TASK DESCRIPTION –
Each entry that follows should be retyped exactly.

☆ ☆ ☆ ☆

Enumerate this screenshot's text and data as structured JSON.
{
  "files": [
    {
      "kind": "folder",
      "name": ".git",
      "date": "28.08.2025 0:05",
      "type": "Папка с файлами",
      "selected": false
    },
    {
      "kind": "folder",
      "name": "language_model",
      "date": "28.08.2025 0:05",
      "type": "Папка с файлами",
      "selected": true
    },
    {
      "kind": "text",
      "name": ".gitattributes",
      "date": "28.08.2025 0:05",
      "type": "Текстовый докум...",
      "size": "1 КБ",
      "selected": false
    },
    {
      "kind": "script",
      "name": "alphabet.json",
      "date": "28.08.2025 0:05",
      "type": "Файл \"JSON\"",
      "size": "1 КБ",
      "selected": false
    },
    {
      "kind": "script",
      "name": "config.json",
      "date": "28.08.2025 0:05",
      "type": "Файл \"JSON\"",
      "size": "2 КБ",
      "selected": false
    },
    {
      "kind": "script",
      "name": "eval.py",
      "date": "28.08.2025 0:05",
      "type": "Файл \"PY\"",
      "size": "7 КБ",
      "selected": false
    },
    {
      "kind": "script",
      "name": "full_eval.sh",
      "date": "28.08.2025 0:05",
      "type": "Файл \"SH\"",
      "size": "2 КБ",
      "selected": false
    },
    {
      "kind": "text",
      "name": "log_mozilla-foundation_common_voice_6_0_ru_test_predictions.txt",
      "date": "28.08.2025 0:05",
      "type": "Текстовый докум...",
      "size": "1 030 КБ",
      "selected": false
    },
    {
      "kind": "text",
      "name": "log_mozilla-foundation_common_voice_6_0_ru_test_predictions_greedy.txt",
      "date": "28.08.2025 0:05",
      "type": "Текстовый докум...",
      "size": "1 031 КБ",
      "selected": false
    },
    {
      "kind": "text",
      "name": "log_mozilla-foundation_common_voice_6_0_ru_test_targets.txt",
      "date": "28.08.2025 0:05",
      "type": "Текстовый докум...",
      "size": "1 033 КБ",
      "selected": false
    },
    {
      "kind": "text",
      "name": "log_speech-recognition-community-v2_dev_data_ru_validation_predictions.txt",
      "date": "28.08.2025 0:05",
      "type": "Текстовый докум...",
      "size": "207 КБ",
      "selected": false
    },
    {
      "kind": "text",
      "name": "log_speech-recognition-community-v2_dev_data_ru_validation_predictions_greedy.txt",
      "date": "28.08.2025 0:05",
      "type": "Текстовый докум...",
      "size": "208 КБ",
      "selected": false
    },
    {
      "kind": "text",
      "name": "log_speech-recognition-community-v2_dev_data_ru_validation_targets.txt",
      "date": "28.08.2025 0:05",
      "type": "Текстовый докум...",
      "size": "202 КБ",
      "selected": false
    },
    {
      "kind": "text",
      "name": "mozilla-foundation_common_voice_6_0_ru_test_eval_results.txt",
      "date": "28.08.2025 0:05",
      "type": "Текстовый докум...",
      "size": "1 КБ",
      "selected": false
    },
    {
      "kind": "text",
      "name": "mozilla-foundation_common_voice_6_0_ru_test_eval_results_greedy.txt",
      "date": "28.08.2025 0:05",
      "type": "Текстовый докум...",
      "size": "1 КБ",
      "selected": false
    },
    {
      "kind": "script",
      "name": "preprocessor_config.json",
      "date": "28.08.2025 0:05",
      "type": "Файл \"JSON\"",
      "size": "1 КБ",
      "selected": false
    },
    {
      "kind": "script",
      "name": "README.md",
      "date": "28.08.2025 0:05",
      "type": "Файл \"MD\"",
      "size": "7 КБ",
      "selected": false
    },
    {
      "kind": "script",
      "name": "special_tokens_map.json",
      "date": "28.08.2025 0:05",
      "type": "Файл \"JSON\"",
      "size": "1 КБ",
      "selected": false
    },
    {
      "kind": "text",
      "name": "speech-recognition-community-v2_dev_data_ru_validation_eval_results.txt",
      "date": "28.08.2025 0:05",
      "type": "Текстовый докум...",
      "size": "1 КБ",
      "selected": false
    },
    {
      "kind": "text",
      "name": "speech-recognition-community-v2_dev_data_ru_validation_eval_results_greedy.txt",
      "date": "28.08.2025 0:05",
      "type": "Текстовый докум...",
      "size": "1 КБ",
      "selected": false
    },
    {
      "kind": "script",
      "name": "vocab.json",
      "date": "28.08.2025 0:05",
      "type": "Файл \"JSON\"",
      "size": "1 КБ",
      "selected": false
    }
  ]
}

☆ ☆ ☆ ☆

SOLUTION BELOW –
Enumerate this screenshot's text and data as structured JSON.
{
  "files": [
    {
      "kind": "folder",
      "name": ".git",
      "date": "28.08.2025 0:05",
      "type": "Папка с файлами",
      "selected": false
    },
    {
      "kind": "folder",
      "name": "language_model",
      "date": "28.08.2025 0:05",
      "type": "Папка с файлами",
      "selected": true
    },
    {
      "kind": "text",
      "name": ".gitattributes",
      "date": "28.08.2025 0:05",
      "type": "Текстовый докум...",
      "size": "1 КБ",
      "selected": false
    },
    {
      "kind": "script",
      "name": "alphabet.json",
      "date": "28.08.2025 0:05",
      "type": "Файл \"JSON\"",
      "size": "1 КБ",
      "selected": false
    },
    {
      "kind": "script",
      "name": "config.json",
      "date": "28.08.2025 0:05",
      "type": "Файл \"JSON\"",
      "size": "2 КБ",
      "selected": false
    },
    {
      "kind": "script",
      "name": "eval.py",
      "date": "28.08.2025 0:05",
      "type": "Файл \"PY\"",
      "size": "7 КБ",
      "selected": false
    },
    {
      "kind": "script",
      "name": "full_eval.sh",
      "date": "28.08.2025 0:05",
      "type": "Файл \"SH\"",
      "size": "2 КБ",
      "selected": false
    },
    {
      "kind": "text",
      "name": "log_mozilla-foundation_common_voice_6_0_ru_test_predictions.txt",
      "date": "28.08.2025 0:05",
      "type": "Текстовый докум...",
      "size": "1 030 КБ",
      "selected": false
    },
    {
      "kind": "text",
      "name": "log_mozilla-foundation_common_voice_6_0_ru_test_predictions_greedy.txt",
      "date": "28.08.2025 0:05",
      "type": "Текстовый докум...",
      "size": "1 031 КБ",
      "selected": false
    },
    {
      "kind": "text",
      "name": "log_mozilla-foundation_common_voice_6_0_ru_test_targets.txt",
      "date": "28.08.2025 0:05",
      "type": "Текстовый докум...",
      "size": "1 033 КБ",
      "selected": false
    },
    {
      "kind": "text",
      "name": "log_speech-recognition-community-v2_dev_data_ru_validation_predictions.txt",
      "date": "28.08.2025 0:05",
      "type": "Текстовый докум...",
      "size": "207 КБ",
      "selected": false
    },
    {
      "kind": "text",
      "name": "log_speech-recognition-community-v2_dev_data_ru_validation_predictions_greedy.txt",
      "date": "28.08.2025 0:05",
      "type": "Текстовый докум...",
      "size": "208 КБ",
      "selected": false
    },
    {
      "kind": "text",
      "name": "log_speech-recognition-community-v2_dev_data_ru_validation_targets.txt",
      "date": "28.08.2025 0:05",
      "type": "Текстовый докум...",
      "size": "202 КБ",
      "selected": false
    },
    {
      "kind": "text",
      "name": "mozilla-foundation_common_voice_6_0_ru_test_eval_results.txt",
      "date": "28.08.2025 0:05",
      "type": "Текстовый докум...",
      "size": "1 КБ",
      "selected": false
    },
    {
      "kind": "text",
      "name": "mozilla-foundation_common_voice_6_0_ru_test_eval_results_greedy.txt",
      "date": "28.08.2025 0:05",
      "type": "Текстовый докум...",
      "size": "1 КБ",
      "selected": false
    },
    {
      "kind": "script",
      "name": "preprocessor_config.json",
      "date": "28.08.2025 0:05",
      "type": "Файл \"JSON\"",
      "size": "1 КБ",
      "selected": false
    },
    {
      "kind": "script",
      "name": "README.md",
      "date": "28.08.2025 0:05",
      "type": "Файл \"MD\"",
      "size": "7 КБ",
      "selected": false
    },
    {
      "kind": "script",
      "name": "special_tokens_map.json",
      "date": "28.08.2025 0:05",
      "type": "Файл \"JSON\"",
      "size": "1 КБ",
      "selected": false
    },
    {
      "kind": "text",
      "name": "speech-recognition-community-v2_dev_data_ru_validation_eval_results.txt",
      "date": "28.08.2025 0:05",
      "type": "Текстовый докум...",
      "size": "1 КБ",
      "selected": false
    },
    {
      "kind": "text",
      "name": "speech-recognition-community-v2_dev_data_ru_validation_eval_results_greedy.txt",
      "date": "28.08.2025 0:05",
      "type": "Текстовый докум...",
      "size": "1 КБ",
      "selected": false
    },
    {
      "kind": "script",
      "name": "vocab.json",
      "date": "28.08.2025 0:05",
      "type": "Файл \"JSON\"",
      "size": "1 КБ",
      "selected": false
    }
  ]
}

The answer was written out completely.